- [Records supplied]
::::::::::

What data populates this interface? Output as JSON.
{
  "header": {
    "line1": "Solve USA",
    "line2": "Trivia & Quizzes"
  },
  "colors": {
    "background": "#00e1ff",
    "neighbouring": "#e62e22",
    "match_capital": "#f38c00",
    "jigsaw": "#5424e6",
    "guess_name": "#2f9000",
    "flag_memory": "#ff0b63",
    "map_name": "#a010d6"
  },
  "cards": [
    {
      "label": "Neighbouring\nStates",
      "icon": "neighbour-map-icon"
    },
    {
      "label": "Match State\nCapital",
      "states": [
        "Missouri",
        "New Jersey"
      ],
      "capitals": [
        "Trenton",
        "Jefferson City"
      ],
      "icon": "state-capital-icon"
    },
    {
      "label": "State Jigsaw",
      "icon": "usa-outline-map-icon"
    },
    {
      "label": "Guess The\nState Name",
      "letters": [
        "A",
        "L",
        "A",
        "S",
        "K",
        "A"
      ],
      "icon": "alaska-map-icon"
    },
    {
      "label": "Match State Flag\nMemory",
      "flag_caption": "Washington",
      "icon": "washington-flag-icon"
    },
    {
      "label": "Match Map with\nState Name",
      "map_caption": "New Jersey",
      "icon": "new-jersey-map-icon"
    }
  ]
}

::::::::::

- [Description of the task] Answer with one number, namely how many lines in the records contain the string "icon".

- [Written answer] 6